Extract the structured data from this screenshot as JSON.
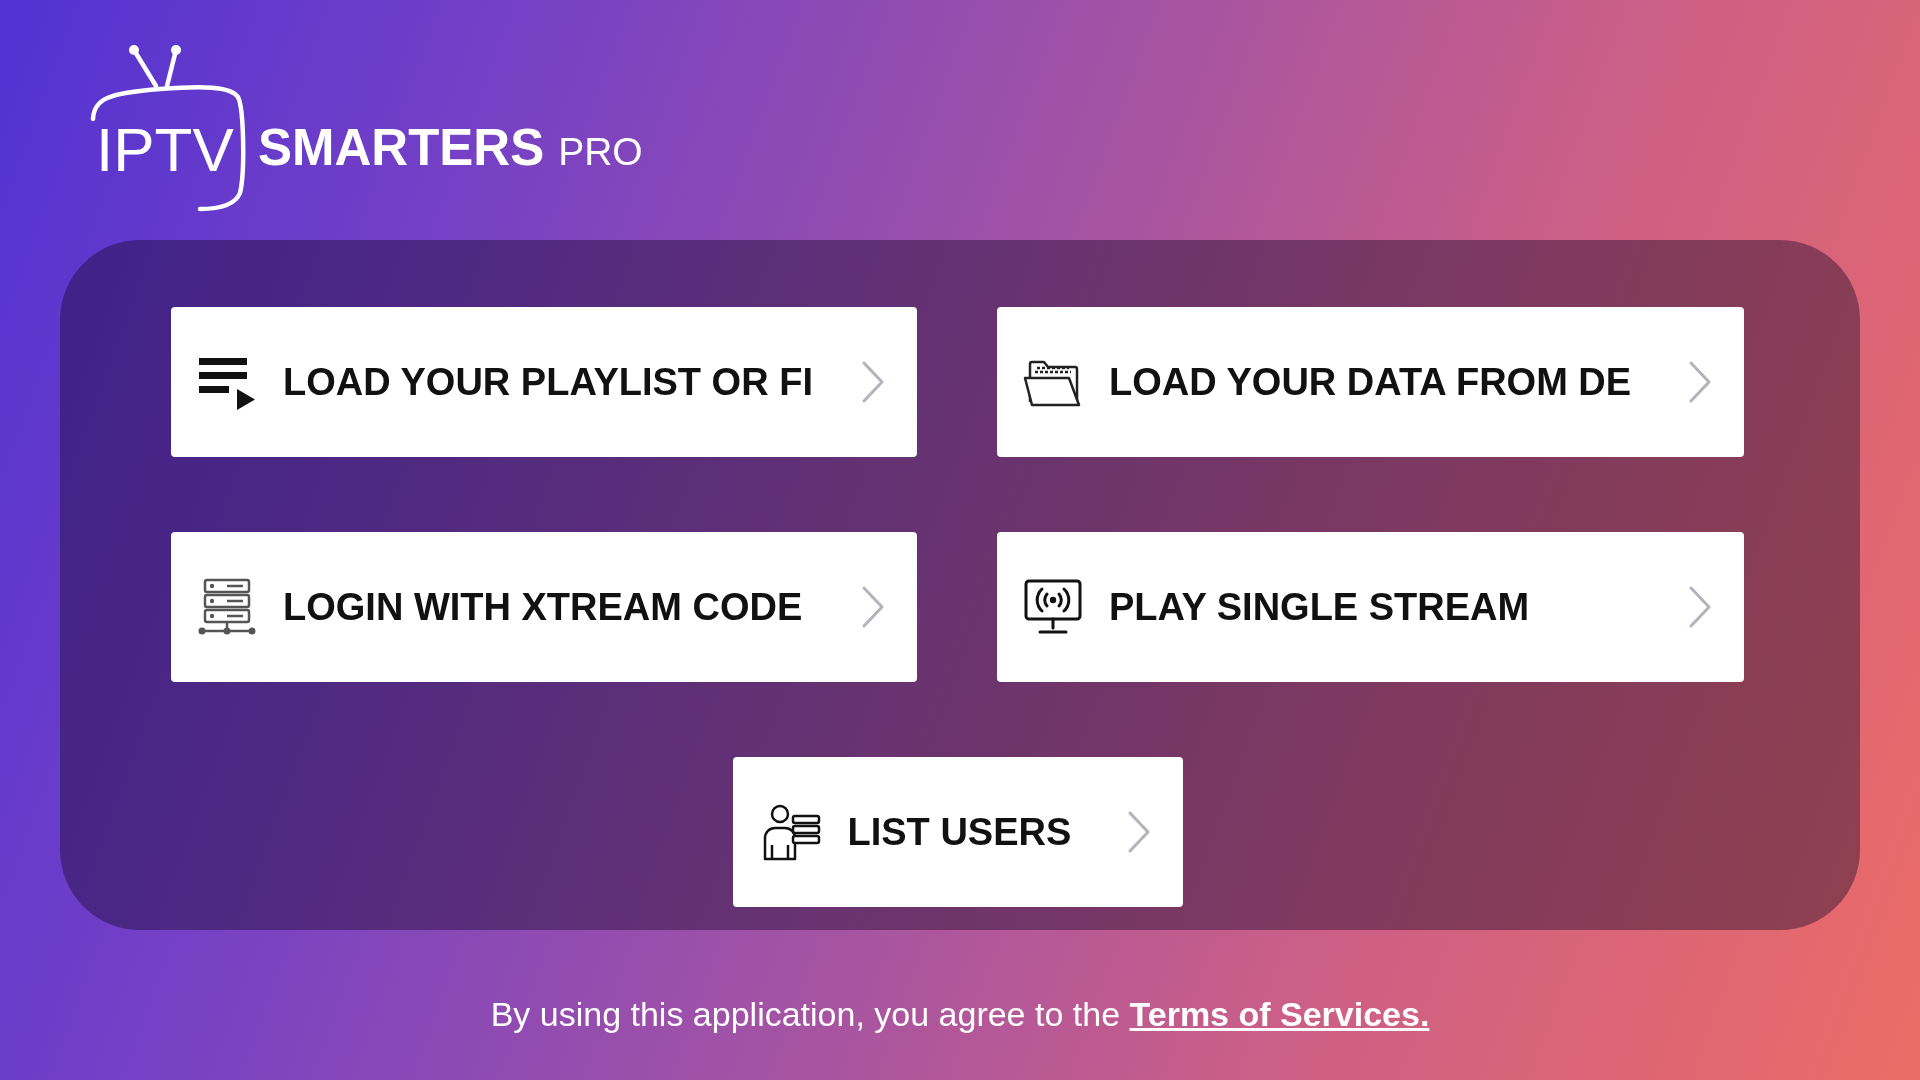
{
  "logo": {
    "mark_text": "IPTV",
    "name": "SMARTERS",
    "edition": "PRO"
  },
  "menu": [
    {
      "kind": "playlist",
      "label": "LOAD YOUR PLAYLIST OR FI"
    },
    {
      "kind": "device_data",
      "label": "LOAD YOUR DATA FROM DE"
    },
    {
      "kind": "xtream_login",
      "label": "LOGIN WITH XTREAM CODE"
    },
    {
      "kind": "single_stream",
      "label": "PLAY SINGLE STREAM"
    },
    {
      "kind": "list_users",
      "label": "LIST USERS"
    }
  ],
  "footer": {
    "text": "By using this application, you agree to the",
    "link": "Terms of Services."
  }
}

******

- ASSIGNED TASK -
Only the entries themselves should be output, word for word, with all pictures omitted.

- TASK RESPONSE -
Extract the structured data from this screenshot as JSON.
{
  "logo": {
    "mark_text": "IPTV",
    "name": "SMARTERS",
    "edition": "PRO"
  },
  "menu": [
    {
      "kind": "playlist",
      "label": "LOAD YOUR PLAYLIST OR FI"
    },
    {
      "kind": "device_data",
      "label": "LOAD YOUR DATA FROM DE"
    },
    {
      "kind": "xtream_login",
      "label": "LOGIN WITH XTREAM CODE"
    },
    {
      "kind": "single_stream",
      "label": "PLAY SINGLE STREAM"
    },
    {
      "kind": "list_users",
      "label": "LIST USERS"
    }
  ],
  "footer": {
    "text": "By using this application, you agree to the",
    "link": "Terms of Services."
  }
}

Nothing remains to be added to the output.